This remarkable album is a collaboration between Rudy Burckhardt, one of the great New York photographers of the 1930s and 40s, and his companion and lifelong friend, the poet and dance critic Edwin Denby. Previously unpublished, and reproduced here in facsimile, New York, N. Why? is a unique, handmade book containing 67 photographs and seven sonnets. Now in the collection of The Metropolitan Museum of Art, New York, it contains many of Burckhardt s best-known images, dazzlingly sequenced into three urban themes – advertising, pedestrians, and street furniture.
How do you make your photographs worth the proverbial thousand words? From portraits to landscapes, still-lifes to documentary shots, Expressive Photography will not only show you why certain images unique, it will also teach you how to create your own compelling photographic images. Visually stunning and unique in its collaborative approach, this book brings the spirit of the immensely popular Shutter Sisters’ blog to the printed page through the voice and photography of its founding members.
The myriad colors, textures, and rhythms of Vietnam are captured in this collection of compelling color images. Vietnam Journeys explores the landscapes, cityscapes, fishing villages, customs, culture, commerce, cuisine, and the friendly and optimistic people of this vibrant region.
Although best known for his large-format color photographs made with vintage Kodak Brownie cameras, William Christenberry has also consistently produced work with 35 mm Kodachrome slide film since he took up photography. William Christenberry: Kodachromes is the first publication to showcase this stunning and previously unknown body of work, spanning from 1964 to 2007, of which only a small number of images have ever been published or exhibited.
Born in Venice, raised in then British Corfu, and apprenticed to an English photographer during the Crimean War, Beato (1832–1909) was perhaps the first international photojournalist. He lived for more than 20 years in Japan during its first decades of modernization, and also spent significant periods in India, China, and Burma. This book, the catalogue for a current exhibit, includes 120 samples of his work. Particularly striking in Felice Beato: A Photographer on the Eastern Road are Beato’s wide variety of Asian cities and forts. These beautifully presented and explained images will appeal to students of both 19th-century photography and Western imperialist sensibility in the Far East.
Photographing America: Henri Cartier-Bresson / Walker Evans draws a parallel between the photographs on America made by Evans and Cartier-Bresson in the period from 1928 to 1948. Evans was well-established, had already published Let Us Now Praise Famous Men with James Agee, and was at work on Many Are Called. Cartier-Bresson, on the other hand, was just beginning his new career as a photographer. Although they both approached their work as a form of social criticism, imbued with references to literature and painting, their practices were always quite distinct.
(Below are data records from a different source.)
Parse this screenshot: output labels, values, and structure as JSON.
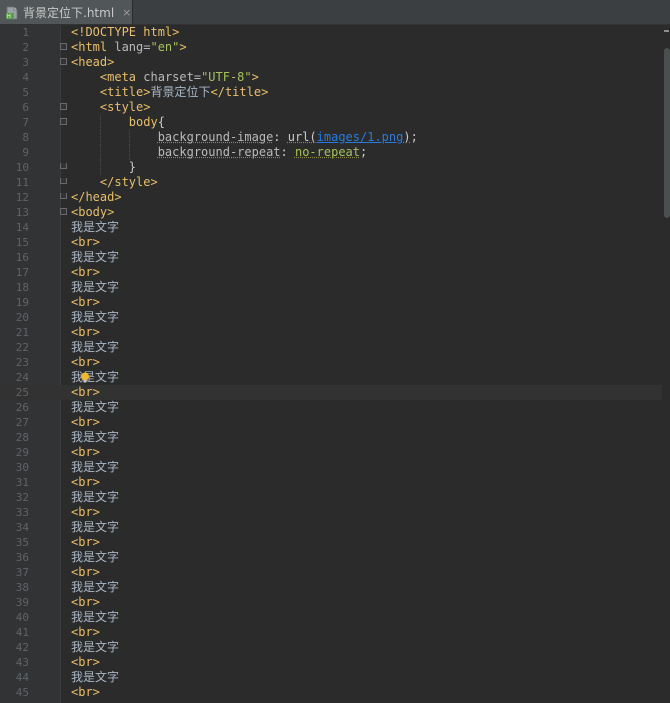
{
  "tab": {
    "title": "背景定位下.html",
    "close": "×"
  },
  "icons": {
    "file": "html-file-icon",
    "close": "close-icon",
    "bulb": "lightbulb-icon"
  },
  "colors": {
    "editor_bg": "#2b2b2b",
    "gutter_bg": "#313335",
    "tag": "#e8bf6a",
    "string": "#a5c25c",
    "link": "#287bde",
    "plain": "#a9b7c6",
    "line_number": "#606366"
  },
  "editor": {
    "current_line": 25,
    "lines": [
      {
        "n": "1",
        "tokens": [
          [
            "tag",
            "<!DOCTYPE html>"
          ]
        ]
      },
      {
        "n": "2",
        "tokens": [
          [
            "tag",
            "<html "
          ],
          [
            "attr",
            "lang="
          ],
          [
            "val",
            "\"en\""
          ],
          [
            "tag",
            ">"
          ]
        ]
      },
      {
        "n": "3",
        "tokens": [
          [
            "tag",
            "<head>"
          ]
        ]
      },
      {
        "n": "4",
        "tokens": [
          [
            "plain",
            "    "
          ],
          [
            "tag",
            "<meta "
          ],
          [
            "attr",
            "charset="
          ],
          [
            "val",
            "\"UTF-8\""
          ],
          [
            "tag",
            ">"
          ]
        ]
      },
      {
        "n": "5",
        "tokens": [
          [
            "plain",
            "    "
          ],
          [
            "tag",
            "<title>"
          ],
          [
            "cn",
            "背景定位下"
          ],
          [
            "tag",
            "</title>"
          ]
        ]
      },
      {
        "n": "6",
        "tokens": [
          [
            "plain",
            "    "
          ],
          [
            "tag",
            "<style>"
          ]
        ]
      },
      {
        "n": "7",
        "tokens": [
          [
            "plain",
            "        "
          ],
          [
            "sel",
            "body"
          ],
          [
            "white",
            "{"
          ]
        ]
      },
      {
        "n": "8",
        "tokens": [
          [
            "plain",
            "            "
          ],
          [
            "prop",
            "background-image"
          ],
          [
            "white",
            ": "
          ],
          [
            "fn",
            "url("
          ],
          [
            "link",
            "images/1.png"
          ],
          [
            "fn",
            ")"
          ],
          [
            "white",
            ";"
          ]
        ]
      },
      {
        "n": "9",
        "tokens": [
          [
            "plain",
            "            "
          ],
          [
            "prop",
            "background-repeat"
          ],
          [
            "white",
            ": "
          ],
          [
            "valgreen",
            "no-repeat"
          ],
          [
            "white",
            ";"
          ]
        ]
      },
      {
        "n": "10",
        "tokens": [
          [
            "plain",
            "        "
          ],
          [
            "white",
            "}"
          ]
        ]
      },
      {
        "n": "11",
        "tokens": [
          [
            "plain",
            "    "
          ],
          [
            "tag",
            "</style>"
          ]
        ]
      },
      {
        "n": "12",
        "tokens": [
          [
            "tag",
            "</head>"
          ]
        ]
      },
      {
        "n": "13",
        "tokens": [
          [
            "tag",
            "<body>"
          ]
        ]
      },
      {
        "n": "14",
        "tokens": [
          [
            "cn",
            "我是文字"
          ]
        ]
      },
      {
        "n": "15",
        "tokens": [
          [
            "tag",
            "<br>"
          ]
        ]
      },
      {
        "n": "16",
        "tokens": [
          [
            "cn",
            "我是文字"
          ]
        ]
      },
      {
        "n": "17",
        "tokens": [
          [
            "tag",
            "<br>"
          ]
        ]
      },
      {
        "n": "18",
        "tokens": [
          [
            "cn",
            "我是文字"
          ]
        ]
      },
      {
        "n": "19",
        "tokens": [
          [
            "tag",
            "<br>"
          ]
        ]
      },
      {
        "n": "20",
        "tokens": [
          [
            "cn",
            "我是文字"
          ]
        ]
      },
      {
        "n": "21",
        "tokens": [
          [
            "tag",
            "<br>"
          ]
        ]
      },
      {
        "n": "22",
        "tokens": [
          [
            "cn",
            "我是文字"
          ]
        ]
      },
      {
        "n": "23",
        "tokens": [
          [
            "tag",
            "<br>"
          ]
        ]
      },
      {
        "n": "24",
        "tokens": [
          [
            "cn",
            "我是文字"
          ]
        ]
      },
      {
        "n": "25",
        "tokens": [
          [
            "tag",
            "<br>"
          ]
        ]
      },
      {
        "n": "26",
        "tokens": [
          [
            "cn",
            "我是文字"
          ]
        ]
      },
      {
        "n": "27",
        "tokens": [
          [
            "tag",
            "<br>"
          ]
        ]
      },
      {
        "n": "28",
        "tokens": [
          [
            "cn",
            "我是文字"
          ]
        ]
      },
      {
        "n": "29",
        "tokens": [
          [
            "tag",
            "<br>"
          ]
        ]
      },
      {
        "n": "30",
        "tokens": [
          [
            "cn",
            "我是文字"
          ]
        ]
      },
      {
        "n": "31",
        "tokens": [
          [
            "tag",
            "<br>"
          ]
        ]
      },
      {
        "n": "32",
        "tokens": [
          [
            "cn",
            "我是文字"
          ]
        ]
      },
      {
        "n": "33",
        "tokens": [
          [
            "tag",
            "<br>"
          ]
        ]
      },
      {
        "n": "34",
        "tokens": [
          [
            "cn",
            "我是文字"
          ]
        ]
      },
      {
        "n": "35",
        "tokens": [
          [
            "tag",
            "<br>"
          ]
        ]
      },
      {
        "n": "36",
        "tokens": [
          [
            "cn",
            "我是文字"
          ]
        ]
      },
      {
        "n": "37",
        "tokens": [
          [
            "tag",
            "<br>"
          ]
        ]
      },
      {
        "n": "38",
        "tokens": [
          [
            "cn",
            "我是文字"
          ]
        ]
      },
      {
        "n": "39",
        "tokens": [
          [
            "tag",
            "<br>"
          ]
        ]
      },
      {
        "n": "40",
        "tokens": [
          [
            "cn",
            "我是文字"
          ]
        ]
      },
      {
        "n": "41",
        "tokens": [
          [
            "tag",
            "<br>"
          ]
        ]
      },
      {
        "n": "42",
        "tokens": [
          [
            "cn",
            "我是文字"
          ]
        ]
      },
      {
        "n": "43",
        "tokens": [
          [
            "tag",
            "<br>"
          ]
        ]
      },
      {
        "n": "44",
        "tokens": [
          [
            "cn",
            "我是文字"
          ]
        ]
      },
      {
        "n": "45",
        "tokens": [
          [
            "tag",
            "<br>"
          ]
        ]
      }
    ]
  }
}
As photography became an increasingly accessible medium in the twentieth century, the popularity of the photographic album exploded, yielding a wonderful range of objects made for varying purposes–to memorialize, document (officially or unofficially), promote, or educate and sometimes simply to channel creative energy. Photographic Memory: The Album in the Age of Photography traces the rise of the album from the turn of last century to the present day, showcasing some of the most important examples in the history of the medium, as collected by the Library of Congress. The book includes albums by acclaimed photographers and filmmakers, among them Walker Evans, Danny Lyon, Holland Day, Jim Goldberg, Dorothea Lange, Duane Michals, Leni Riefenstahl and W. Eugene Smith, as well as lesser-known but equally significant albums. Each album is beautifully reproduced over numerous spreads with an accompanying detailed explanatory text. An insightful history of the album format, as well as an informative essay about caring for and restoring albums are included. At a time when the physical collection of photographs is becoming increasingly immaterial through the ascent of digital publishing, and at a time in which radical shifts have occurred in the status of handmade artists’ objects, Photographic Memory is a comprehensive illustrated history of a form of presentation that became something of an art in itself.
National Geographic Simply Beautiful Photographs takes readers on a spectacular visual journey through some of the most stunning photographs to be found in National Geographic’s famed Image Collection. Award-winning photographer Annie Griffiths culled the images to reflect the many variations on the universal theme of beauty. Chapters are organized around the aesthetic concepts that create beauty in a photograph: Light, Composition, Moment (Gesture and Emotion), Motion, Palette, and Wonder.